Problem details>
Filter the lines below, copying only those with the string "Adobe".

Data about app and page elements
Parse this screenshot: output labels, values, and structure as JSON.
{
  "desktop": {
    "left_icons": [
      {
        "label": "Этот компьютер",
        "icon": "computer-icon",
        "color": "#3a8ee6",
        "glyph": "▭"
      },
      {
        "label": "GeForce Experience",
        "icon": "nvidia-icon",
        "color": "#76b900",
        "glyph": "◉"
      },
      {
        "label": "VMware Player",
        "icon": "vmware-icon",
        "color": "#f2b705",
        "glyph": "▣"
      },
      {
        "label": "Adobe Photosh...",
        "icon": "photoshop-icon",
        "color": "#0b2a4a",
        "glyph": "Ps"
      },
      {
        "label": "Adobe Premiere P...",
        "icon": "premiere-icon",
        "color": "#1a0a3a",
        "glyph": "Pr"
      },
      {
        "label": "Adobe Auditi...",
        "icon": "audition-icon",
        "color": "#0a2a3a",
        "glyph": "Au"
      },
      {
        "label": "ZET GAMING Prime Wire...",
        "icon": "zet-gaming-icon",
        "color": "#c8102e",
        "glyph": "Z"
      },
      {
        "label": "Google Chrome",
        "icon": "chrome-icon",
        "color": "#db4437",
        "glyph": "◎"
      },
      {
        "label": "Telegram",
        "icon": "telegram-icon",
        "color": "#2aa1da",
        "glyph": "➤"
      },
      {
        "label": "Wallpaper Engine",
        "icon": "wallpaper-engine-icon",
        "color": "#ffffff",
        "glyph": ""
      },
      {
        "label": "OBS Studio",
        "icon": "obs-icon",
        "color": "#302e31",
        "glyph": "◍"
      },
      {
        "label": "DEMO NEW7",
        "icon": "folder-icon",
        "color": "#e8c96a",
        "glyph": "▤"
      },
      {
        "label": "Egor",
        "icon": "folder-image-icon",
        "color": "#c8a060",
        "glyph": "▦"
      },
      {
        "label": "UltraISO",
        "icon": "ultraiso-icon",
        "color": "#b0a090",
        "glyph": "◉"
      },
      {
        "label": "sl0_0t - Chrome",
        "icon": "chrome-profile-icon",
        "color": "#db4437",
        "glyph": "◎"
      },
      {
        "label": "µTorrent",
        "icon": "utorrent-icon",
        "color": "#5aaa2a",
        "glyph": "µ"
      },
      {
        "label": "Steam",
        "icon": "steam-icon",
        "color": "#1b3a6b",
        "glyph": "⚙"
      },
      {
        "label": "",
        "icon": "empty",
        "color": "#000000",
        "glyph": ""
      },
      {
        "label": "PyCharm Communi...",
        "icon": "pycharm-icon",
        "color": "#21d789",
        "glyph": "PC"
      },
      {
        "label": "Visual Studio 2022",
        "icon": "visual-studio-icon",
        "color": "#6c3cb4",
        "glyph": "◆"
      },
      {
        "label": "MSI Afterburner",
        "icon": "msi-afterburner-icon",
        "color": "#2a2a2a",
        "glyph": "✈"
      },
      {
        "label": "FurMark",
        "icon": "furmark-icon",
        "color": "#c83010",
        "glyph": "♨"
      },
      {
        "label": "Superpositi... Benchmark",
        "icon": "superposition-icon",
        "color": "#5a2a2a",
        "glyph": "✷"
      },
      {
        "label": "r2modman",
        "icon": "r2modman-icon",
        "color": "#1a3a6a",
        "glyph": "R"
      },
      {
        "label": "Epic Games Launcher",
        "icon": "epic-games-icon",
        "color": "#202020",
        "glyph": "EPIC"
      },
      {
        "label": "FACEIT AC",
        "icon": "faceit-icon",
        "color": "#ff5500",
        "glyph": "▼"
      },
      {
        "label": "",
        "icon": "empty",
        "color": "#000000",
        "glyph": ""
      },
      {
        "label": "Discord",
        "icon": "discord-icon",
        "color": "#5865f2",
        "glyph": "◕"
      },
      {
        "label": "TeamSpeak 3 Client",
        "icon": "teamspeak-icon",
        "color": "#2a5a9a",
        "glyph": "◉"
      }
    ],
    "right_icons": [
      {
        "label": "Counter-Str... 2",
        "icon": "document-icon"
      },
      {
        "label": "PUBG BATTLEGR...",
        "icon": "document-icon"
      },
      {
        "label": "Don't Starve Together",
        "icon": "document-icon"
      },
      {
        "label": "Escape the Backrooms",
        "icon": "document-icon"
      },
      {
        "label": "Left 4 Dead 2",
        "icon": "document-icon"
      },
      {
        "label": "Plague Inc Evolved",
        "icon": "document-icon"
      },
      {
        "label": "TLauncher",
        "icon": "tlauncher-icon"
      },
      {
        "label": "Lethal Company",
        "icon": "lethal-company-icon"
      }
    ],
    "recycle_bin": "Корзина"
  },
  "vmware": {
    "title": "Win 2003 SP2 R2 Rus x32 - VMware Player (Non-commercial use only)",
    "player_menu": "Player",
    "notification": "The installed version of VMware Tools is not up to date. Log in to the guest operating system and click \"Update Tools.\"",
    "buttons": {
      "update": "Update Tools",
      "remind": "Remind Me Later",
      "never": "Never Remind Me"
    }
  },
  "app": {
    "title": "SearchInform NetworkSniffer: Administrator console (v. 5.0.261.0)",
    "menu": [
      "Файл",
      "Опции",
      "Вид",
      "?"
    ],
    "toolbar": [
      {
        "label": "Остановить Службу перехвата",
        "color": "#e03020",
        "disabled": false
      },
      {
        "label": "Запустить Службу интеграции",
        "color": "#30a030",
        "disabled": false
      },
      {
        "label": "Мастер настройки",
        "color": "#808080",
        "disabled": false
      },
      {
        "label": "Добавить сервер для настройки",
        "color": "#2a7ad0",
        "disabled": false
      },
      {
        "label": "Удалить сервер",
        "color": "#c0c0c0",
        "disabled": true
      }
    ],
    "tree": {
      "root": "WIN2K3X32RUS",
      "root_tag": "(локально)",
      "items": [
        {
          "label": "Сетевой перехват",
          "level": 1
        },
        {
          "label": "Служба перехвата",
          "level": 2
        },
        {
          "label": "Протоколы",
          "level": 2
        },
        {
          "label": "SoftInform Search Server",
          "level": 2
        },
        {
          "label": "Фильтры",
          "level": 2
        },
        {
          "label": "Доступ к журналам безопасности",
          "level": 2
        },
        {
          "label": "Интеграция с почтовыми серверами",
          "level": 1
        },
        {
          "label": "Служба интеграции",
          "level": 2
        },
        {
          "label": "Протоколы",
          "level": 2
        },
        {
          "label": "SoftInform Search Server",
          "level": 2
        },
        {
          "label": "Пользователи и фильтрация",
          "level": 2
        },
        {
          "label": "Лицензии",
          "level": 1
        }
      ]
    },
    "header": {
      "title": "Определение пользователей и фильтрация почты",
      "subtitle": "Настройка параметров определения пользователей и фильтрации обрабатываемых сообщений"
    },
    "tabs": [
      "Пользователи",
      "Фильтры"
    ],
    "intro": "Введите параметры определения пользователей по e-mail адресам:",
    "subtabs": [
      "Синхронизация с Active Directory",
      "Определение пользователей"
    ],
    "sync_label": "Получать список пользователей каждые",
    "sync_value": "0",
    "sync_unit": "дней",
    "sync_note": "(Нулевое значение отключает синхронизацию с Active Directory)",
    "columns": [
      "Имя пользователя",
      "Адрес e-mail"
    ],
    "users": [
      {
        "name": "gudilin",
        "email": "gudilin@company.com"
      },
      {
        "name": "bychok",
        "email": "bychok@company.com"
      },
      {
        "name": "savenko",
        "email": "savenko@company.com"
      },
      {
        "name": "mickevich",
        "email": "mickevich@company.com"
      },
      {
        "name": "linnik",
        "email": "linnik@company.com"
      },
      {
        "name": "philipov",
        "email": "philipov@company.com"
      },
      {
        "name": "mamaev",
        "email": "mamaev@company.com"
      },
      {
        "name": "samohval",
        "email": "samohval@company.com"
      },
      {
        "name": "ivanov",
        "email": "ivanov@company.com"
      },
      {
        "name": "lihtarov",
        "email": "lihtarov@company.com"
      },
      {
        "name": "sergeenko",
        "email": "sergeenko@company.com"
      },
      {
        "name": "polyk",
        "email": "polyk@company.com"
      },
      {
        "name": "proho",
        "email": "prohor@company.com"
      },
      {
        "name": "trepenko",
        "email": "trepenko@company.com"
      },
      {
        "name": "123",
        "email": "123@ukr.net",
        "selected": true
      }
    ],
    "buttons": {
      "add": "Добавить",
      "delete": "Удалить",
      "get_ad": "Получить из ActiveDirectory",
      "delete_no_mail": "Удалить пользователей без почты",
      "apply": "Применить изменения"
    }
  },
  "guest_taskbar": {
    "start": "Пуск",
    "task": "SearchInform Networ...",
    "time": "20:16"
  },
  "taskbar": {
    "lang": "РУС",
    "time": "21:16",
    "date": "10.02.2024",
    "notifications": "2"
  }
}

Solution for this exercise>
        "label": "Adobe Photosh...",
        "label": "Adobe Premiere P...",
        "label": "Adobe Auditi...",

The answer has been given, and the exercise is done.